Music and art[edit]


Portland Works has recently come to be an area associated with the music and art scene. Bands such as Kimmy Yeah, Dosch and Big Eyes Family Players use Portland Works to practise, and there are studio facilities for use by other bands.


As well as musicians, a number of artists make use of the space at Portland Works, including Clare Hughes, Mary Sewell and Nuala Price. One of the most notable pieces of artwork created by any of the artists in Portland Works is that depicting the ghost of Portland Works (a painting by Mary Sewell).


A view inside Portland Works

Portland Works is one of very few Sheffield metal trades buildings to have a continuous history of manufacturing since its construction, in 1877. For many years it was the home of R. F. Mosley's cutlery business.
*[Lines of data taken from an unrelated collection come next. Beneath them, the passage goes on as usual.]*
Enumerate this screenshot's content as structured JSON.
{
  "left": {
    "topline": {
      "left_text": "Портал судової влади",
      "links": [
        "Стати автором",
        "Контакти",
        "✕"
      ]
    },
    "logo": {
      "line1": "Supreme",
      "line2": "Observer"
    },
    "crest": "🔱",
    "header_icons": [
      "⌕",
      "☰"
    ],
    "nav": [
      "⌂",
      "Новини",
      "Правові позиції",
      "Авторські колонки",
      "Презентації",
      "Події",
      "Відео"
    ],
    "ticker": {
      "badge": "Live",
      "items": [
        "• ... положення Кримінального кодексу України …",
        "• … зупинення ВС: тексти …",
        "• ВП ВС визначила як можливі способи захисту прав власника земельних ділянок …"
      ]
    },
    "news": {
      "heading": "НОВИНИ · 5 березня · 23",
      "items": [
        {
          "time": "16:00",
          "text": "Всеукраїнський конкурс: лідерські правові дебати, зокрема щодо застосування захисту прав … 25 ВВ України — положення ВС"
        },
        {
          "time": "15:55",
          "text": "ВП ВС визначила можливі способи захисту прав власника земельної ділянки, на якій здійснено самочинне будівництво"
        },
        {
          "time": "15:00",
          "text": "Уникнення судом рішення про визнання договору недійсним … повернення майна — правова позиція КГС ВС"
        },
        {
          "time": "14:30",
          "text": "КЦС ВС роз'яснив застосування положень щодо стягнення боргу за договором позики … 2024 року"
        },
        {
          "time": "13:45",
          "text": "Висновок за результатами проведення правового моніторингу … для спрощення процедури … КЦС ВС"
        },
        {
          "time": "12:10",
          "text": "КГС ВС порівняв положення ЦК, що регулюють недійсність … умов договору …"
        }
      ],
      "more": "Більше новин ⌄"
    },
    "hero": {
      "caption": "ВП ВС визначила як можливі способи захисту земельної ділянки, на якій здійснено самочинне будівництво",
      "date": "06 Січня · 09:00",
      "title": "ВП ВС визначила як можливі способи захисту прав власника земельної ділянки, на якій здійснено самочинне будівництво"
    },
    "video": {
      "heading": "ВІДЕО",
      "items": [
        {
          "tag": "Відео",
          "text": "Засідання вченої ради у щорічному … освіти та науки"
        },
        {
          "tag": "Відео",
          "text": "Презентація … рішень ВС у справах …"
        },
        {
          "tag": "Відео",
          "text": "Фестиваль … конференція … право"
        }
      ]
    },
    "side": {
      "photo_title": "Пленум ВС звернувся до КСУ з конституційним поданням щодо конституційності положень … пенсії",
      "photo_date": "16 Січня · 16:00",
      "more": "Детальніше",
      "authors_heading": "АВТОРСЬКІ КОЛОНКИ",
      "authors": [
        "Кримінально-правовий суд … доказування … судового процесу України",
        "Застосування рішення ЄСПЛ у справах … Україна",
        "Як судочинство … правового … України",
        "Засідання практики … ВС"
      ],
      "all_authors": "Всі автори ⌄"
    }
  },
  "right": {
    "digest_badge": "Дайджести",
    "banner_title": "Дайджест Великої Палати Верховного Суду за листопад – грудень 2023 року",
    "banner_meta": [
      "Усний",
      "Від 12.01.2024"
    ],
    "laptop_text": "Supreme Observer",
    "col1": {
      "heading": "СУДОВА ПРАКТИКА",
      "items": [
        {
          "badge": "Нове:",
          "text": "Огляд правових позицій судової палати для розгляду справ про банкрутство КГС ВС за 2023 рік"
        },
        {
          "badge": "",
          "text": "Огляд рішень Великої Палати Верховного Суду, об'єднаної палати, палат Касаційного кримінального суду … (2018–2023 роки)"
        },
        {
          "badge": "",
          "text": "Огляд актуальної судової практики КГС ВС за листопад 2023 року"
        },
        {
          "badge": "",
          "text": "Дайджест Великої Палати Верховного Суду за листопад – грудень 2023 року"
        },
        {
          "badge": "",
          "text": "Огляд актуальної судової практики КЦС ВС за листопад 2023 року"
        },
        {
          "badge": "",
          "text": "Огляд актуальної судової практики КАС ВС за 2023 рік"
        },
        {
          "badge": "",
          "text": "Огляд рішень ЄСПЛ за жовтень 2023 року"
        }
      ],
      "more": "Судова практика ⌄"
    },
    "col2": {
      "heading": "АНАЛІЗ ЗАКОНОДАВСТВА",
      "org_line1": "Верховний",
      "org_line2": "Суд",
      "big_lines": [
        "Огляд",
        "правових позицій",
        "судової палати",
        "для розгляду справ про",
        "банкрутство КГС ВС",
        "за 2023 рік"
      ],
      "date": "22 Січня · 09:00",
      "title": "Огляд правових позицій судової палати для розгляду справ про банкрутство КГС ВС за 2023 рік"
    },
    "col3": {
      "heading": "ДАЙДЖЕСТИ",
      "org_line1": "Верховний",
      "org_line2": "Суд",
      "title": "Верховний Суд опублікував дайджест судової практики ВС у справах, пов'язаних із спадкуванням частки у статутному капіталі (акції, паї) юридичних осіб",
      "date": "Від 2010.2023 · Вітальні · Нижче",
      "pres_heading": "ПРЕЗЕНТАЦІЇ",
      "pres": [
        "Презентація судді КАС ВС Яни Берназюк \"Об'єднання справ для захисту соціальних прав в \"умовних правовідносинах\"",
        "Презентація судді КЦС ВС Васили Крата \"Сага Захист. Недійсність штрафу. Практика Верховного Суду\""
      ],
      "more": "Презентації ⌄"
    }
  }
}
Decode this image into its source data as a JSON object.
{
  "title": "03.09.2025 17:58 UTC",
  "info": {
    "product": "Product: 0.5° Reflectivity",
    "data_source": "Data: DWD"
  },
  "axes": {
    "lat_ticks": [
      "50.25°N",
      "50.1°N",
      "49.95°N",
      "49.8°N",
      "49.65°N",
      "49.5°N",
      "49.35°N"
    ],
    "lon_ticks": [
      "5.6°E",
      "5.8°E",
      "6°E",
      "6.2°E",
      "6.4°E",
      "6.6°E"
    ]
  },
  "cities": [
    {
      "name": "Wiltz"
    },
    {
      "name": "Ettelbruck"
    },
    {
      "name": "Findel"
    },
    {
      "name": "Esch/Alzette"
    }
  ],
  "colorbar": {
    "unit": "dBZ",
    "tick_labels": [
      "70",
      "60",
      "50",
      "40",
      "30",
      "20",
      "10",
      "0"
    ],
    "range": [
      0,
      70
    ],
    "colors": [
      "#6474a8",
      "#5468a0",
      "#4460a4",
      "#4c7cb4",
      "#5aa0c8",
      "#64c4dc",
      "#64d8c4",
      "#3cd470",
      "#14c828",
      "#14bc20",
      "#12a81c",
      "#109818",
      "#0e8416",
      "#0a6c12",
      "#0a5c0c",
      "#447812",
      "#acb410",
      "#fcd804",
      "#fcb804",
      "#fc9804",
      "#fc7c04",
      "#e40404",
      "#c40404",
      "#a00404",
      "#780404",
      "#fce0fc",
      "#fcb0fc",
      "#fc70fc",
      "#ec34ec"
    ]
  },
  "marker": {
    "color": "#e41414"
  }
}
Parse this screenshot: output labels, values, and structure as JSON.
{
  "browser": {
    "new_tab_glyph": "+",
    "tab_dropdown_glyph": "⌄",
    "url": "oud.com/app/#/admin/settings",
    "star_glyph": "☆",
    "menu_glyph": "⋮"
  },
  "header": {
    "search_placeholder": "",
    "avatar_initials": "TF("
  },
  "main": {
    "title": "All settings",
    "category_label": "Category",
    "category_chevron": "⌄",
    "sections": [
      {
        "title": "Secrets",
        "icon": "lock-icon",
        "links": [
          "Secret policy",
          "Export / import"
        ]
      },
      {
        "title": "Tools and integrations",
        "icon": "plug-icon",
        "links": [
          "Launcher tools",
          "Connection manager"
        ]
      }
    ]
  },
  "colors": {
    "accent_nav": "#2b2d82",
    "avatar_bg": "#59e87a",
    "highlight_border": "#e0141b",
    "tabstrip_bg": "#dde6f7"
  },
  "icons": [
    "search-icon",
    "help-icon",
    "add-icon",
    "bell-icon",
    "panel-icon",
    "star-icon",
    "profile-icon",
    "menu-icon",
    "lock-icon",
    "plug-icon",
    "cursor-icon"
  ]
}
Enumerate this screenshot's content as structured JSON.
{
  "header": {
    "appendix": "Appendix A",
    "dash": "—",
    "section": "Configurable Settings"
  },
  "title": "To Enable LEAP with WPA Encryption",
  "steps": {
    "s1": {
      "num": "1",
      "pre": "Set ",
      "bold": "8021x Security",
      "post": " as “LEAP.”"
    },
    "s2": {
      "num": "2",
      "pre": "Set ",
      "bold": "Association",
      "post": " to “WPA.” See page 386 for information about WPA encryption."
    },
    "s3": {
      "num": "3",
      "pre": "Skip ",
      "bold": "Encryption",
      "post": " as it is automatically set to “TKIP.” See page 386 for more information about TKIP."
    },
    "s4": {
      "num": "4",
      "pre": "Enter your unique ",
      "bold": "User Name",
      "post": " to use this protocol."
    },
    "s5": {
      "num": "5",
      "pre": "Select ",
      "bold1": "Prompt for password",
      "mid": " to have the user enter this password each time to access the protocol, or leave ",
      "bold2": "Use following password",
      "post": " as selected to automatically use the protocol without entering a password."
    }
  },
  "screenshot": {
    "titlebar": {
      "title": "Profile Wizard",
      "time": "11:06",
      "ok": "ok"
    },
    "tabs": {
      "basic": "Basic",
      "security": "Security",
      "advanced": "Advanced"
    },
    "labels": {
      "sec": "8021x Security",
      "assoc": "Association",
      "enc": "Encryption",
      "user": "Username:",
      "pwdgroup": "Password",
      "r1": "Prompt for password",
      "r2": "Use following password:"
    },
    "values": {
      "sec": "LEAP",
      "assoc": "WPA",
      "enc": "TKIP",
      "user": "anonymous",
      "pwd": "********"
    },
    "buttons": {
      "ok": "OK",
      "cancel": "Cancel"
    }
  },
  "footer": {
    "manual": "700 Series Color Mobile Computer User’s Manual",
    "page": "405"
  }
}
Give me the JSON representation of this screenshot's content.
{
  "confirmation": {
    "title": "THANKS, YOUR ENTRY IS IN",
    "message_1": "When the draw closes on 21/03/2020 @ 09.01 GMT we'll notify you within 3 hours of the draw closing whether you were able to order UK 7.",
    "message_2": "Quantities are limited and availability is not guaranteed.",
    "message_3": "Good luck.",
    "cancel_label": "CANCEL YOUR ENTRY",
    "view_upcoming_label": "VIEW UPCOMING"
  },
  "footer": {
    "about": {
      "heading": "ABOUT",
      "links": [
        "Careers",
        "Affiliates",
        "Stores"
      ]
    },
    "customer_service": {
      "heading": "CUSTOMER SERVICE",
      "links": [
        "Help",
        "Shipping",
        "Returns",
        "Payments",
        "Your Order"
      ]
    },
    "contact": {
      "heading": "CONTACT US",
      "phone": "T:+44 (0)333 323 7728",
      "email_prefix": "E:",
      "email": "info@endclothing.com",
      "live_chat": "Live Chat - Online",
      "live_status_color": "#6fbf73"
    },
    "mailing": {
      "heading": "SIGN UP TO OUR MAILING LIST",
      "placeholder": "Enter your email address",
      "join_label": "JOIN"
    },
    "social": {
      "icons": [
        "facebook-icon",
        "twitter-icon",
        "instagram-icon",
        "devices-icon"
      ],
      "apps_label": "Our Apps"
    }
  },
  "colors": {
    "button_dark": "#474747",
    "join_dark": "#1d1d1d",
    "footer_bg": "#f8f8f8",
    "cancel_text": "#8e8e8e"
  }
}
In 2009, a planning application was submitted for Portland Works to be converted into residential flats. As a result of this, concerned tenants and supporters set up a campaign to save Portland Works and offer an alternative future based on the existing mix of tenants. The 'Save Portland Works' campaign group became a Community Benefit Society in 2011, operating on co-operative principles. The Portland Works website outlines the campaign, through which almost £500,000 was eventually raised, with help from the Architectural Heritage Fund website to buy the works outright in early 2013.

The building is now community owned and operated by over 500 shareholders through one of the largest community benefit societies in the UK. Since 2013 a dedicated group of volunteers have been renovating the building, working to preserve as much of the original fabric as possible. By late 2017 about 25% of the Works had been so restored. The volunteers have focussed on retaining as much of the original fabric as possible, leading to extensive work being done to retain original pitch-pine window frames, hand forging replacement window catches and pointing the brickwork with lime mortars. Interiors are being done equally sensitively whilst attempting to provide some degree of modern comforts, such as roof insulation, good lighting and fire alarms. Meanwhile much work is being done in 2018 on restoring many of the complex roofs, funded by an HLF grant.

A shared meeting space has been created from two street-side workshops, for community and educational use, and a small museum has been built in an adjacent room, celebrating the Mosley family cutlery business and the people who worked there.

"Robert Fead Mosley" by Anna de Lange (published 2013) outlines the history of the works. Available from Portland Works by mail order at £4.


  1. ^ Connelly, Stephen. "Portland Works: Community Shares in action June 3, 2013". Centre for Local Economic Strategies. Retrieved 11 February 2014.
  2. ^ Historic England. "Portland Works (1271036)". National Heritage List for England. Retrieved 11 December 2014.
  3. ^ "Portland Works: About Us". Portland Works. Retrieved 5 June 2019.

Coordinates: 53°22′12″N 1°28′27″W / 53.36996°N 1.47410°W / 53.36996; -1.47410